◆ **THE TASK**
Return the records exactly, with nothing added.
** MATERIAL FOR THE TASK follows **
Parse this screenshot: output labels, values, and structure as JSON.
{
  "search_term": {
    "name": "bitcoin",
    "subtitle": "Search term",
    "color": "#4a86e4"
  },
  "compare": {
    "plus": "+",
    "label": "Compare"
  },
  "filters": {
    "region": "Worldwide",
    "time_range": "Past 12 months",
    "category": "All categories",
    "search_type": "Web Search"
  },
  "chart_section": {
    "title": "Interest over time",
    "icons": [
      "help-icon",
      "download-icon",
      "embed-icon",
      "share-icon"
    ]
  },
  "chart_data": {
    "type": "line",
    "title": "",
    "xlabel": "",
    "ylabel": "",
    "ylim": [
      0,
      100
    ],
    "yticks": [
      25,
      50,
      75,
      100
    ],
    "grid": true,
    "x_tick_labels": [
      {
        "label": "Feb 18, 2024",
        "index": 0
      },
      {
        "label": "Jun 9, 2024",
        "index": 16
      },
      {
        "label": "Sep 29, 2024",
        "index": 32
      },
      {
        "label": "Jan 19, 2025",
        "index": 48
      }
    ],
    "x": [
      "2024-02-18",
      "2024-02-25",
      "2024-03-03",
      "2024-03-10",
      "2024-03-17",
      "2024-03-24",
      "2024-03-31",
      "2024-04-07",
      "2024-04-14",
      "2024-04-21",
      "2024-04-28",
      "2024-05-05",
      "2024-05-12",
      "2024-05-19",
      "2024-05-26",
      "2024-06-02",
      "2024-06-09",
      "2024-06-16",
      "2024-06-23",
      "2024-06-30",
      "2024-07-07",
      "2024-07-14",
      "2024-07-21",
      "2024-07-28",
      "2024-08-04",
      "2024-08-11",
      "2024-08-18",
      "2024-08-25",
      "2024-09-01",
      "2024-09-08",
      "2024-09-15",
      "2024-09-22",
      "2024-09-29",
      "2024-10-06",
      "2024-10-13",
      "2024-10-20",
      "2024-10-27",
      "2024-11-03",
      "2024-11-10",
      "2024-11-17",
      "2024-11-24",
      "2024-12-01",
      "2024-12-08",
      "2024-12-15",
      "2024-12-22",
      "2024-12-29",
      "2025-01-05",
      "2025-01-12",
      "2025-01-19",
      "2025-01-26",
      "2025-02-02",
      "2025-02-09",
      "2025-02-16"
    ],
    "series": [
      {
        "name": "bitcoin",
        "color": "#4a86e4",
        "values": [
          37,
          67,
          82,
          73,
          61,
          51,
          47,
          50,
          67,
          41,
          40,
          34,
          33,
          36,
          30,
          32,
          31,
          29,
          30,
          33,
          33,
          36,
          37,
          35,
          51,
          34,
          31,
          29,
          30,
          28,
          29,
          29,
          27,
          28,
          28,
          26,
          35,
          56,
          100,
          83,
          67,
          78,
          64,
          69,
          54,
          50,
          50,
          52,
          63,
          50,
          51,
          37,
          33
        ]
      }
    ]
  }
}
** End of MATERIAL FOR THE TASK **
◆ **ANSWER SPACE**
Parse this screenshot: output labels, values, and structure as JSON.
{
  "search_term": {
    "name": "bitcoin",
    "subtitle": "Search term",
    "color": "#4a86e4"
  },
  "compare": {
    "plus": "+",
    "label": "Compare"
  },
  "filters": {
    "region": "Worldwide",
    "time_range": "Past 12 months",
    "category": "All categories",
    "search_type": "Web Search"
  },
  "chart_section": {
    "title": "Interest over time",
    "icons": [
      "help-icon",
      "download-icon",
      "embed-icon",
      "share-icon"
    ]
  },
  "chart_data": {
    "type": "line",
    "title": "",
    "xlabel": "",
    "ylabel": "",
    "ylim": [
      0,
      100
    ],
    "yticks": [
      25,
      50,
      75,
      100
    ],
    "grid": true,
    "x_tick_labels": [
      {
        "label": "Feb 18, 2024",
        "index": 0
      },
      {
        "label": "Jun 9, 2024",
        "index": 16
      },
      {
        "label": "Sep 29, 2024",
        "index": 32
      },
      {
        "label": "Jan 19, 2025",
        "index": 48
      }
    ],
    "x": [
      "2024-02-18",
      "2024-02-25",
      "2024-03-03",
      "2024-03-10",
      "2024-03-17",
      "2024-03-24",
      "2024-03-31",
      "2024-04-07",
      "2024-04-14",
      "2024-04-21",
      "2024-04-28",
      "2024-05-05",
      "2024-05-12",
      "2024-05-19",
      "2024-05-26",
      "2024-06-02",
      "2024-06-09",
      "2024-06-16",
      "2024-06-23",
      "2024-06-30",
      "2024-07-07",
      "2024-07-14",
      "2024-07-21",
      "2024-07-28",
      "2024-08-04",
      "2024-08-11",
      "2024-08-18",
      "2024-08-25",
      "2024-09-01",
      "2024-09-08",
      "2024-09-15",
      "2024-09-22",
      "2024-09-29",
      "2024-10-06",
      "2024-10-13",
      "2024-10-20",
      "2024-10-27",
      "2024-11-03",
      "2024-11-10",
      "2024-11-17",
      "2024-11-24",
      "2024-12-01",
      "2024-12-08",
      "2024-12-15",
      "2024-12-22",
      "2024-12-29",
      "2025-01-05",
      "2025-01-12",
      "2025-01-19",
      "2025-01-26",
      "2025-02-02",
      "2025-02-09",
      "2025-02-16"
    ],
    "series": [
      {
        "name": "bitcoin",
        "color": "#4a86e4",
        "values": [
          37,
          67,
          82,
          73,
          61,
          51,
          47,
          50,
          67,
          41,
          40,
          34,
          33,
          36,
          30,
          32,
          31,
          29,
          30,
          33,
          33,
          36,
          37,
          35,
          51,
          34,
          31,
          29,
          30,
          28,
          29,
          29,
          27,
          28,
          28,
          26,
          35,
          56,
          100,
          83,
          67,
          78,
          64,
          69,
          54,
          50,
          50,
          52,
          63,
          50,
          51,
          37,
          33
        ]
      }
    ]
  }
}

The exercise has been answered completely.